> **TASK INPUT**
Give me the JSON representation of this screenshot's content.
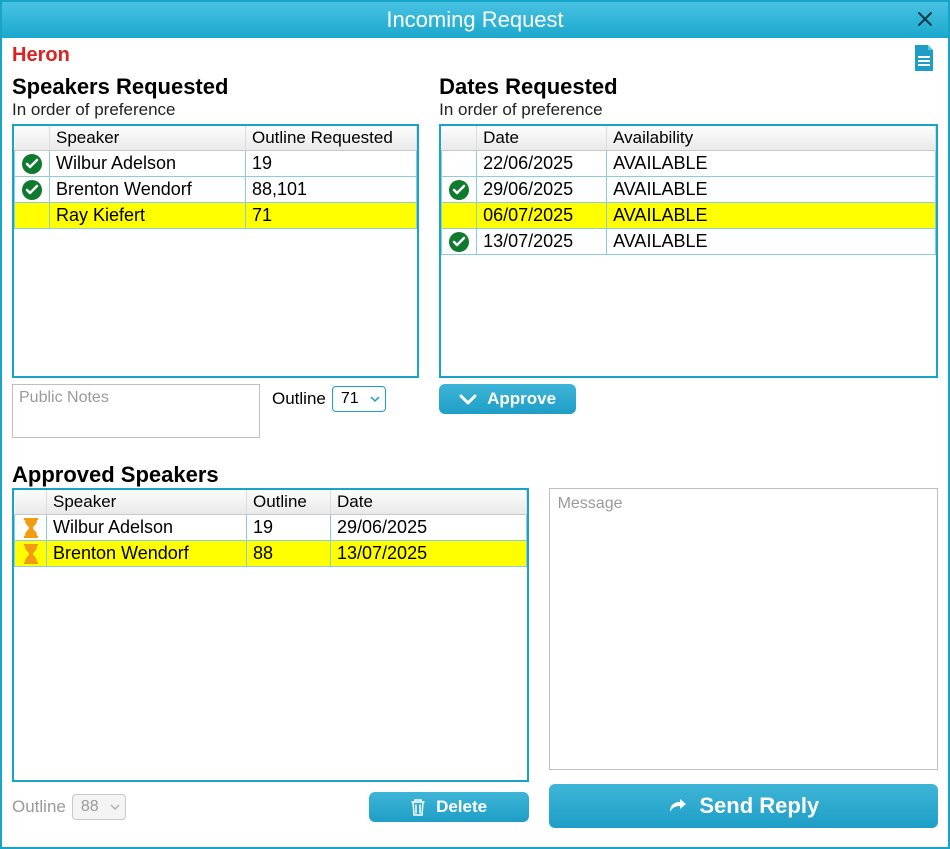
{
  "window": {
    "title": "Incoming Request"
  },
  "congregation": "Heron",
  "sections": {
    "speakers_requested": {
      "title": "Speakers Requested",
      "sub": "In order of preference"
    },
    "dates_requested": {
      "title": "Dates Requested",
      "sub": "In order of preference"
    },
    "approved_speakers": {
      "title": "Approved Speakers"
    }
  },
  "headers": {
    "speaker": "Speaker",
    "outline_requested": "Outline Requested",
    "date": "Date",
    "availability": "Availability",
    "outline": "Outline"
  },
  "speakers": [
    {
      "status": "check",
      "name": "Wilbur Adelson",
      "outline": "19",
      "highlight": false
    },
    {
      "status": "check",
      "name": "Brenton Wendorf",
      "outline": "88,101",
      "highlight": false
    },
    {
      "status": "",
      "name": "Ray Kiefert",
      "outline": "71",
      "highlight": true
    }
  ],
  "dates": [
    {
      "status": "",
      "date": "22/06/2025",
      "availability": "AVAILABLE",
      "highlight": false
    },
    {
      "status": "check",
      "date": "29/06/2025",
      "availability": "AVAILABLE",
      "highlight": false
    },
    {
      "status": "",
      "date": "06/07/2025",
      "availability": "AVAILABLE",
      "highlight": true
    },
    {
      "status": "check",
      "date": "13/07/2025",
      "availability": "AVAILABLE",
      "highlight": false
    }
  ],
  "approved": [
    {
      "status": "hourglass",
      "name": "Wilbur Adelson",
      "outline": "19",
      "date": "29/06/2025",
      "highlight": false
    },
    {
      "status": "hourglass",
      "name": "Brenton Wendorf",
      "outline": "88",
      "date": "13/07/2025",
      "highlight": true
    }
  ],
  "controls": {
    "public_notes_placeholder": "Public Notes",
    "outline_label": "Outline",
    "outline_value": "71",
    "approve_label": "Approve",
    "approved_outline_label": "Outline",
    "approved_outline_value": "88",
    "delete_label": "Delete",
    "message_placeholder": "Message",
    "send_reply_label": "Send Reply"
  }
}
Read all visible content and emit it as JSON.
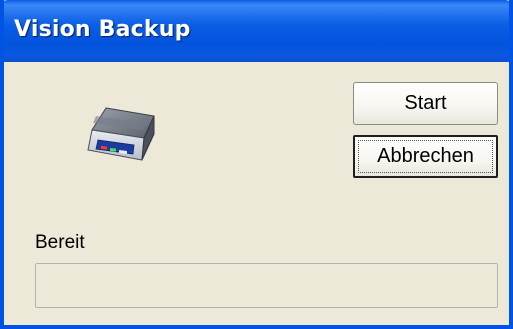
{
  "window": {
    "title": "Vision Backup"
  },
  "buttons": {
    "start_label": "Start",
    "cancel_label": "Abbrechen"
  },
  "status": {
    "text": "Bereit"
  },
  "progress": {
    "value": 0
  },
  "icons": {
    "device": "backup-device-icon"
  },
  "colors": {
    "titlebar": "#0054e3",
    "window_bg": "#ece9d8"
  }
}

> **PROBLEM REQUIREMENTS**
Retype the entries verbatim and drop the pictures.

> **TASK SOLUTION**
Give me the JSON representation of this screenshot's content.
{
  "window": {
    "title": "Incoming Request"
  },
  "congregation": "Heron",
  "sections": {
    "speakers_requested": {
      "title": "Speakers Requested",
      "sub": "In order of preference"
    },
    "dates_requested": {
      "title": "Dates Requested",
      "sub": "In order of preference"
    },
    "approved_speakers": {
      "title": "Approved Speakers"
    }
  },
  "headers": {
    "speaker": "Speaker",
    "outline_requested": "Outline Requested",
    "date": "Date",
    "availability": "Availability",
    "outline": "Outline"
  },
  "speakers": [
    {
      "status": "check",
      "name": "Wilbur Adelson",
      "outline": "19",
      "highlight": false
    },
    {
      "status": "check",
      "name": "Brenton Wendorf",
      "outline": "88,101",
      "highlight": false
    },
    {
      "status": "",
      "name": "Ray Kiefert",
      "outline": "71",
      "highlight": true
    }
  ],
  "dates": [
    {
      "status": "",
      "date": "22/06/2025",
      "availability": "AVAILABLE",
      "highlight": false
    },
    {
      "status": "check",
      "date": "29/06/2025",
      "availability": "AVAILABLE",
      "highlight": false
    },
    {
      "status": "",
      "date": "06/07/2025",
      "availability": "AVAILABLE",
      "highlight": true
    },
    {
      "status": "check",
      "date": "13/07/2025",
      "availability": "AVAILABLE",
      "highlight": false
    }
  ],
  "approved": [
    {
      "status": "hourglass",
      "name": "Wilbur Adelson",
      "outline": "19",
      "date": "29/06/2025",
      "highlight": false
    },
    {
      "status": "hourglass",
      "name": "Brenton Wendorf",
      "outline": "88",
      "date": "13/07/2025",
      "highlight": true
    }
  ],
  "controls": {
    "public_notes_placeholder": "Public Notes",
    "outline_label": "Outline",
    "outline_value": "71",
    "approve_label": "Approve",
    "approved_outline_label": "Outline",
    "approved_outline_value": "88",
    "delete_label": "Delete",
    "message_placeholder": "Message",
    "send_reply_label": "Send Reply"
  }
}
Read all visible content and emit it as JSON.
{
  "window": {
    "title": "Vision Backup"
  },
  "buttons": {
    "start_label": "Start",
    "cancel_label": "Abbrechen"
  },
  "status": {
    "text": "Bereit"
  },
  "progress": {
    "value": 0
  },
  "icons": {
    "device": "backup-device-icon"
  },
  "colors": {
    "titlebar": "#0054e3",
    "window_bg": "#ece9d8"
  }
}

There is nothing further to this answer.